Duty to Defend: West Bend Mutual Ins. Co. v. Ixthus Medical Supply, Inc. et al.

Wisconsin Supreme Court holds that a “knowing violation” exclusion does not eliminate the insurer’s duty to defend when coverage could be provided for the alleged injuries without establishing a knowing violation. Abbot Laboratories alleged that Ixthus imported foreign versions of their blood glucose test to sell. West Bend Mutual denied Ixthus’s tender of coverage stating that while the complaint fell within the policy the knowing violation exclusion eliminated a duty to defend.

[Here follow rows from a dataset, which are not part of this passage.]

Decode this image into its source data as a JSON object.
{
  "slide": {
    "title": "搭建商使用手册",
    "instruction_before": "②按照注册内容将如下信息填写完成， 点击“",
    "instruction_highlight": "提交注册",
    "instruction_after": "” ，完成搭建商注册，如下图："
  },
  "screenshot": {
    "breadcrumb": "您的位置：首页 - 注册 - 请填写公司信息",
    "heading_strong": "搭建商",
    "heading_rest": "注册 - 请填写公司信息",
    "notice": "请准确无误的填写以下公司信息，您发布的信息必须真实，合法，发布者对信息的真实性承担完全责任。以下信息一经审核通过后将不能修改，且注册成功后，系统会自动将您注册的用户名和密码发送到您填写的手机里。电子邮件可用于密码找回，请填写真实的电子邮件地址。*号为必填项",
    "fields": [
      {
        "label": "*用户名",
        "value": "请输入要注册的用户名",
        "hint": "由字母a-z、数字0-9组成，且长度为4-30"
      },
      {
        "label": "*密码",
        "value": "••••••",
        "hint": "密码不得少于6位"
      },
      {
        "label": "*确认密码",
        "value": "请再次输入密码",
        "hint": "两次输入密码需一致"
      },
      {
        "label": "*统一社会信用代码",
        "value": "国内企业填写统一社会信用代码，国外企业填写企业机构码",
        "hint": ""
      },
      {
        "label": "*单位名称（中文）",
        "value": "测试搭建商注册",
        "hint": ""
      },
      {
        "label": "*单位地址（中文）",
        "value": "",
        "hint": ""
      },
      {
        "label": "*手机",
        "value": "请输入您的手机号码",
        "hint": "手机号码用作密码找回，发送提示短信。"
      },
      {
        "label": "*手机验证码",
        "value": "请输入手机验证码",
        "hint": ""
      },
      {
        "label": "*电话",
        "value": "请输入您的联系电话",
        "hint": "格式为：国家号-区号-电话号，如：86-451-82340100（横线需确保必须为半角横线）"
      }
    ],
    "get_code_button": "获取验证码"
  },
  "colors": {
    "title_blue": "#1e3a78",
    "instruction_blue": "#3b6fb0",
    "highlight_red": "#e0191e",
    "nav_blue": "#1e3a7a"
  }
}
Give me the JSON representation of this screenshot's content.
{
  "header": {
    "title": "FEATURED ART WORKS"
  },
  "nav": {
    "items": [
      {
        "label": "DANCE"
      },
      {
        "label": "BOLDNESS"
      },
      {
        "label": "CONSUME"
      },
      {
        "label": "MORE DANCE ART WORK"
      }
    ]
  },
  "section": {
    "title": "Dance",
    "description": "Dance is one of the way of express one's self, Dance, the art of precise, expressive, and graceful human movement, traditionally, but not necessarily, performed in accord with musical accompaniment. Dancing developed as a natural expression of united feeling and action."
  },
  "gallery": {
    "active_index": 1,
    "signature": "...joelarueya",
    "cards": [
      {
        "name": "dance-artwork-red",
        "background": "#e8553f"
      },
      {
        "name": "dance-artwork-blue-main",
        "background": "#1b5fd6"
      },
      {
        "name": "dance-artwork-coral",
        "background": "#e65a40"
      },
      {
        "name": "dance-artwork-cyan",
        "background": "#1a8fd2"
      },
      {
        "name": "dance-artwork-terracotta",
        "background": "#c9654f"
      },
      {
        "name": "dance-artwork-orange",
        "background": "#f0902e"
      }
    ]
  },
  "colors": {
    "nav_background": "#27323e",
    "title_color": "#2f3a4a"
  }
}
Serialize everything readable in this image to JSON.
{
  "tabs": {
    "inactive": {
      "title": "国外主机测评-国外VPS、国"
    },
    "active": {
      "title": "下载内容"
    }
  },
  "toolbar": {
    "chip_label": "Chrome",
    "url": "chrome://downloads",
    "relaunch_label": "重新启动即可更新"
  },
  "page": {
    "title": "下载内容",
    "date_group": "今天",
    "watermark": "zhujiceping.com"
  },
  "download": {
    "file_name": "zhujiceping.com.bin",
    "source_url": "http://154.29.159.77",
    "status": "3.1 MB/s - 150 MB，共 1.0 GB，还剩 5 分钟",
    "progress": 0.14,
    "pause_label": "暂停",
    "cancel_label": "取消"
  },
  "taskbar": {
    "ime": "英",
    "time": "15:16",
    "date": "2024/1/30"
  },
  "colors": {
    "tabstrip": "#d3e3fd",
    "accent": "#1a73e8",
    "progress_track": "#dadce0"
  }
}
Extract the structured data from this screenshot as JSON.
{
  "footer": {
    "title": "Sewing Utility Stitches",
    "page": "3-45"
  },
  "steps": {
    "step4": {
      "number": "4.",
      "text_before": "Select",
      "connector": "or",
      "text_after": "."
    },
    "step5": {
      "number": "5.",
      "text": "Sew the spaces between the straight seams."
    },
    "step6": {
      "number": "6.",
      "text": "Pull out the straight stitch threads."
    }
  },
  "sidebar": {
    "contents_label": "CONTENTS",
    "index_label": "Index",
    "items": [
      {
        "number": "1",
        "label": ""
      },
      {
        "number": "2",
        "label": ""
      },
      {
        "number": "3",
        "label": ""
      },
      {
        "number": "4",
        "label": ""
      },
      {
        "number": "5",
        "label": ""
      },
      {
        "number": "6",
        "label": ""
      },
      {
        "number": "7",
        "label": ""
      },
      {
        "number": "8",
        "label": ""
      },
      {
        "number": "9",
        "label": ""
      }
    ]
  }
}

The court held that Ixthus was entitled to coverage under the personal and advertising injury provision. This order is significant because the Wisconsin Supreme Court looked to the legal requirements of the plaintiff’s cause of action rather than focusing on the overarching allegations triggering coverage. The court noted that the count alleging deceptive business practices does not require Abbot to establish intent to defraud or mislead to prove its case, meaning the knowing violation exclusion would not bar coverage. This ruling demonstrates insurers should be prepared to defend their policyholders if there is a possibility that the plaintiff could prevail on a claim of non-intentional conduct.